For the short time she returned home with her baby, she was visited weekly by a parents’ aide during which time I was expected to be supportive of her attempts to parent, despite her disabilities which invariably challenged both her ability and desire to be a mother, which led to my having to complete the parenting tasks myself.


When the few weeks she decided to parent came to an end, the CAS informed me that my daughter’s son would have to be placed in foster care. At the time, my daughter asked me to seek custody of my grandson.


When I informed the CAS I had decided to seek custody I was subject to an assessment, police check, regular visits to my home by a caseworker, a financial assessment by legal aid, and a consultation with a lawyer who put forth a plan of care on my behalf.


Within weeks, the child was placed in my care and my daughter left home again. While I parented her child she lived at various friend’s homes or on the street. During this time, she was held at knife point by one so-called friend.


A year later, I learned she was pregnant again by a different man.


By the time her first child was three and a half, she had given birth to another child who was ultimately adopted, and was pregnant with her third child of whom I took custody.


Less than one year later, her fourth child came along of whom I took custody, followed by her fifth child who was adopted out, followed by her sixth child of whom I took custody, until finally she had her seventh child who the CAS allowed her to keep.


Throughout this time I learned that all four children suffered with various disabilities and for the past sixteen years have been involved with their special needs 24/7.

It’s almost impossible to describe how emotional these past sixteen years have been, so I will simply close by encouraging sexually active TEENS everywhere to practice birth control.
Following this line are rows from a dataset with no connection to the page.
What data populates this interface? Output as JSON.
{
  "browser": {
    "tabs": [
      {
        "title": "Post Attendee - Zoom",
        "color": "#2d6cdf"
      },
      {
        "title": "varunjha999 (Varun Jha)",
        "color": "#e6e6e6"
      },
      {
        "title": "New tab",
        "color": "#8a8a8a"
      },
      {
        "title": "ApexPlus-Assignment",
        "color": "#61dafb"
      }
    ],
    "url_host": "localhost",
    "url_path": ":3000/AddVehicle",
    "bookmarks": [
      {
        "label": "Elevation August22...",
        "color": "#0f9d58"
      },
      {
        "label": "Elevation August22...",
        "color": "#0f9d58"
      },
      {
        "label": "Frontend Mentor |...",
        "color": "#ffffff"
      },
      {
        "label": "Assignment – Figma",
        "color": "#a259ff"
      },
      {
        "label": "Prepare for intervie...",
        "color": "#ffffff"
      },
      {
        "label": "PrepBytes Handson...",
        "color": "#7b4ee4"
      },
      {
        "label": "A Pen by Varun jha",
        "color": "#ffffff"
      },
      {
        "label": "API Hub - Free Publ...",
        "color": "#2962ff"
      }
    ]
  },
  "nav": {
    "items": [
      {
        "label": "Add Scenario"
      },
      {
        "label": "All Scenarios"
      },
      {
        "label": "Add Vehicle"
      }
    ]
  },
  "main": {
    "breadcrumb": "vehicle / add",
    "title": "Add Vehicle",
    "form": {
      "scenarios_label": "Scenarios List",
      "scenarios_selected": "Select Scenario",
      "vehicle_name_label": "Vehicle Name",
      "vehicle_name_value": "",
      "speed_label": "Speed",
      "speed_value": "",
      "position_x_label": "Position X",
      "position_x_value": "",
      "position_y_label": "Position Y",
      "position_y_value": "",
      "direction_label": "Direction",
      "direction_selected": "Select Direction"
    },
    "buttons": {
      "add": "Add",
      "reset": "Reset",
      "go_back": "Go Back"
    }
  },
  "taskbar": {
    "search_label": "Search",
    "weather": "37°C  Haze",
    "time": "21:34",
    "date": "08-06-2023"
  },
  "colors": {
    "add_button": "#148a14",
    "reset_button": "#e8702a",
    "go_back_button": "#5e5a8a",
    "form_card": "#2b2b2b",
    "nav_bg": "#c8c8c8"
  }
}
I cringe at the thought that all it would have taken to avoid my becoming a grandmother raising grandchildren was the use of birth control pills by my daughter, or condoms by the children’s fathers. Such a simple task overlooked by so many TEENS who honestly believe becoming a parent will not happen to them.

Please visit:

http://challengedhope.wordpress.com/2012/09/15/a-heartfelt-plea-to-teens-everywhere/

for more information

The ride or die chick: three reason you should stop it!!!

The ride or die chicks are defined as chicks that are not afraid to be down for they  man, these are woman  who will  do anything their man needs them to do. They are the  “chicks”  who would do  everything for their man, there are down for the good and the bad. Man who are married and or dating these types of women love the idea that these women are,  fiercely loyal, and will never  ever consider leaving  them no matter what he does. Some infamous ride or die chicks are:

But there are limits to being a ride or die chick and times when you have to walk away.

1. cheating

2. a lengthy prison sentence

You can stick around if it’s just for a couple of months, but if he gets sentenced to more than five years it is clearly time to walk away.

3. being the financial supporter in the relationship, ok I can understand if  man fell on hard times and needs a little help, but constantly having his hand out for a handout  is  plain annoying.

AND…..